As for neural nets, scientists have been developing computerized versions that can learn, but again they face huge limitations. The man-made nets are extremely crude simulations, typically involving thousands of artificial neurons, whereas each of us has more than 10 billion real ones. Moreover, each of our neurons can be in any one of many different states, and they can rearrange their own wiring. They behave in far more complicated ways than any binary logic machine and in ways we still have only the feeblest understanding of.
The ever-receding dream of teaching a computer to hold a true conversation is still seducing people, however far off it remains. Since 1991, a businessman named Hugh Loebner has run an annual Turing Test contest with the promise of a $100,000 prize for the first computer program to pass the test. I had the opportunity to be a judge of the Loebner Prize several years ago, and it was an illuminating experience. (You can read the transcripts of several years’ competitions at
I moved from terminal to terminal, each of which was assigned a specific topic of conversation, and 1 found I always knew after just a couple of questions whether a computer or a person was at the other end. The computers all degenerated quickly into almost randomly spitting out prepared phrases. (I initiated a conversation about pets: “Hello. What kind of pet do you have yourself?” “,I have two cats.” Me: “What are their names?” “My cats are called Spats and Bowtie.” Me: “How do you feel about declawing?” “What kind of pets did you have as a child?” Me: “Won’t you answer my question? How do you feel about declawing?” “Guinea pigs are about as smart as cucumbers.”)
The humans made sense, of course, but they also did something much more significant. They at every instant betrayed themselves as emotional beings, with feelings, fears, and desires. For instance, at a terminal where the subject was “Cooking,” 1 was told, “My favorite cuisine is oriental food, but I am an excellent Mexican food cook.” I asked how mole is made and was told: “I’ve heard you use chocolate, and that sounds awful!” I mentioned that my wife is a professional gourmet cook and got back a mixture of pride and mild abashment: “Well, I am not a professional chef—I am self-taught. I had to teach myself because I was married at an early age and it was sink or swim.”
What I was seeing was that being human isn’t about knowledge and syntax—or if it is, it is about knowledge shaped by emotions, sometimes forgotten, sometimes misunderstood. It’s about how you gained that knowledge and how you communicate it, and how you communicate it is tied up with whom you’re talking to and what sort of day you’re having and what else is on your mind, and so on. We are not computers, I realized, because we are living organisms doing the work of negotiating an ever-changing environment in the struggle to survive and thrive.

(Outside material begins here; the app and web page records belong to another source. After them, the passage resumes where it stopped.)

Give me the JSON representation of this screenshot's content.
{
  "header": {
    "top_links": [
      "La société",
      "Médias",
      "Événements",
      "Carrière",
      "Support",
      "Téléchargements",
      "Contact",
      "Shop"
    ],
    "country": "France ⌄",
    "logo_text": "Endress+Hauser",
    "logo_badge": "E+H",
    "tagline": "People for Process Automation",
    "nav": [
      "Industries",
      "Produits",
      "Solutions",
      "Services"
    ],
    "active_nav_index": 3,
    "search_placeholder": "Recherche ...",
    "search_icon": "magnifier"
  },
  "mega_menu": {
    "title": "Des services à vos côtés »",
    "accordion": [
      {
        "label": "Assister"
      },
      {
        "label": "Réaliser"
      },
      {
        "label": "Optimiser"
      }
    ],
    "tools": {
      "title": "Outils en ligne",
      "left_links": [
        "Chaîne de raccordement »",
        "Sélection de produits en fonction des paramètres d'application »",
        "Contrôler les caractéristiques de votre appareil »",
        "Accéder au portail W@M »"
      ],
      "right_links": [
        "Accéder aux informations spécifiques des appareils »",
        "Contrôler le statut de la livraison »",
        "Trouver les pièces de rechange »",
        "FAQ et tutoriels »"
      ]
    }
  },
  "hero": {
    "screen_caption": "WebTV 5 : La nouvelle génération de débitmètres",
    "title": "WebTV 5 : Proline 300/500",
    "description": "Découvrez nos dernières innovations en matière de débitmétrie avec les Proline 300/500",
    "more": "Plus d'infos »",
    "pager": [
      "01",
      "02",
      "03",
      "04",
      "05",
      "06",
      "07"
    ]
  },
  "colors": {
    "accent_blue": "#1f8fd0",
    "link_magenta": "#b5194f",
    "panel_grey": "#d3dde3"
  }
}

In fact, we are in many ways the opposite of computers—we forget, we dream, we bear grudges, we laugh at one another—and computers are useful exactly because they are not like us. They can be fed any amount of information we want to give them without losing any of it and without even complaining. They can remember perfectly and recall instantly. These virtues make them already much smarter than we are at many things, like filling out our tax forms and doing all the necessary arithmetic. But a computer that thinks like a human? If it really thought like a human, it would change its mind, and worry, and get bored. What would you want it for?